Caregivers need to be taught that their feelings and needs matter and that they should feel that they can ask the patient to do something that will make their lives easier or their caregiving responsibilities more manageable. For example, it is not unreasonable for a caregiver to ask a loved one to give notice when any pain arises, rather than waiting until it becomes so severe that it creates a conflict between caregiver and patient.
Teach caregivers that conflict resolution does not always mean everybody is happy. Remind them that conflicts are resolved through compromise, a fact they may have forgotten under the strain of dealing with a terminal illness.
• Stress to caregivers that the patient should make as many of his or her decisions as possible.
A good example of letting a patient make his or her own decisions is when adult children living some distance away from the patient want to move him or her into a nursing home. Although a move to a nursing home may make the adult children feel at ease, it may not be what the patient wants. If the patient understands the consequences of his or her decision to remain at home, including the absence of a caregiver at home, the children should accept the patient’s right to make that decision. Family members need to be told that taking away their loved one’s ability to make decisions can undermine his or her feelings of control, which can interfere with the person’s ability to deal with other aspects of his or her illness.
Another source of conflict can be unmet spiritual needs. Patients are not always forthcoming about their questions of faith or place in the universe. Hospice workers are trained to get patients to express their spiritual needs, but often it is the caregiver who prompts the discussion that leads to the patient seeking a hospice chaplain or their own clergy.
The first step in meeting patients’ spiritual needs is training caregivers on what spirituality is, given its very broad definition. In some cases, the caregiver may be deeply religious, while the patient is not. Hospice workers need to train family caregivers about what spiritual care actually is, including that it does not necessarily involve religion.
Teach caregivers to share not just their faith with their loved ones, but their uncertainties, as well. This will help them understand their own relationship with those around them and a higher being, and they may reconnect with beliefs they held before their illness, Pitorak says.
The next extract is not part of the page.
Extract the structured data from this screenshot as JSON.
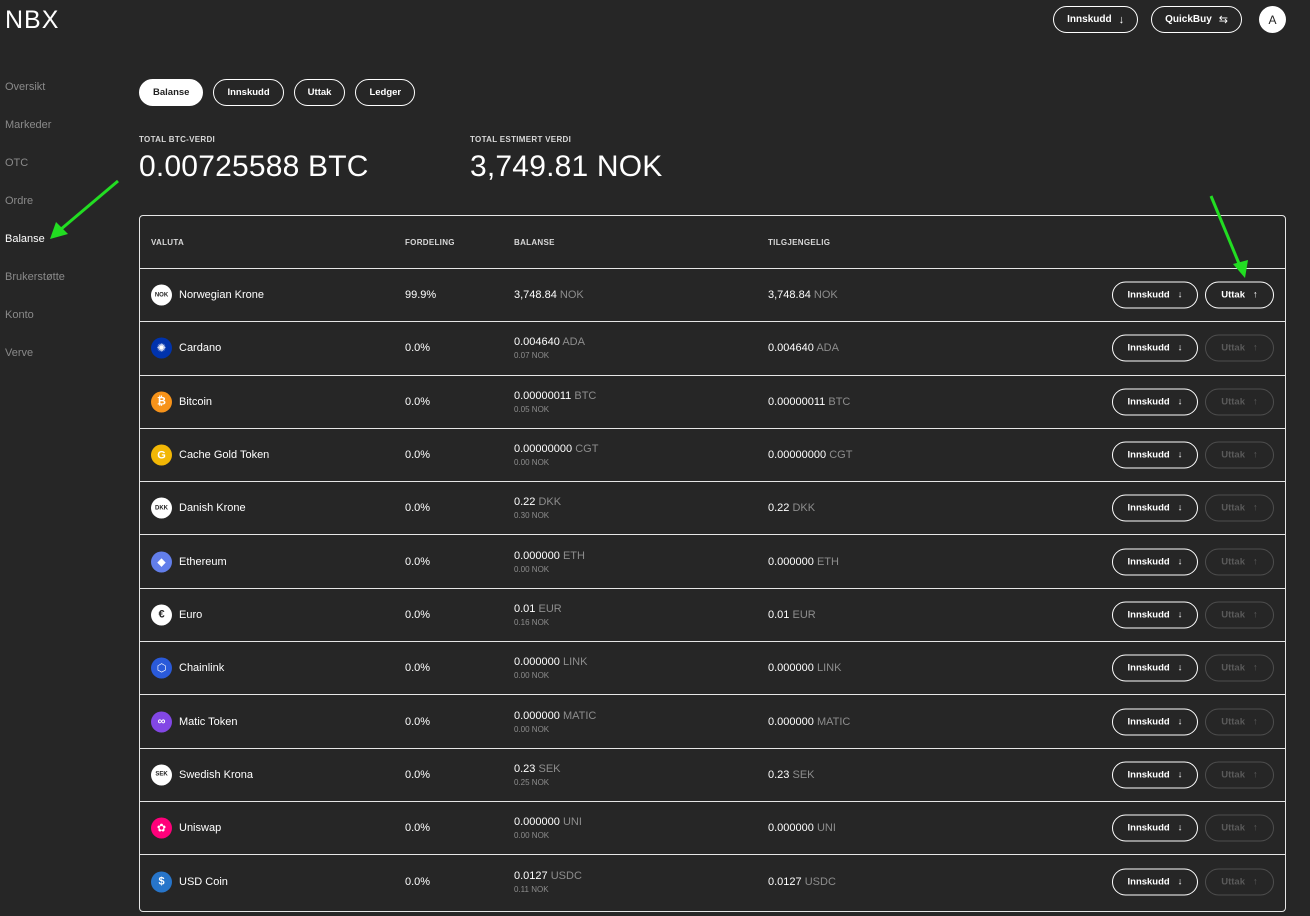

Teach the caregiver that listening is the most important thing the caregiver can do to help, including letting the patient know that he or she is willing to discuss spiritual matters when the patient is ready. Help caregivers understand their limitations. If the caregiver finds it difficult to listen to the patient’s concerns, then the caregiver needs to be able to call the hospice chaplain or the patient’s own clergy to help the patient work through spiritual concerns.
Hospice workers need to be concerned about the spiritual needs of the caregiver, as well. Caring for a loved one who is dying often brings up very difficult issues, including questions about fairness, fear about the future, and other universal questions.
Just as the caregiver tries being available, so too should hospice workers. While this is not a new concept, Pitorak says it is easy to forget about the needs of the caregiver. And if the caregiver’s needs aren’t addressed, the caregiver will have difficulty helping the loved one sort through his or her spiritual concerns.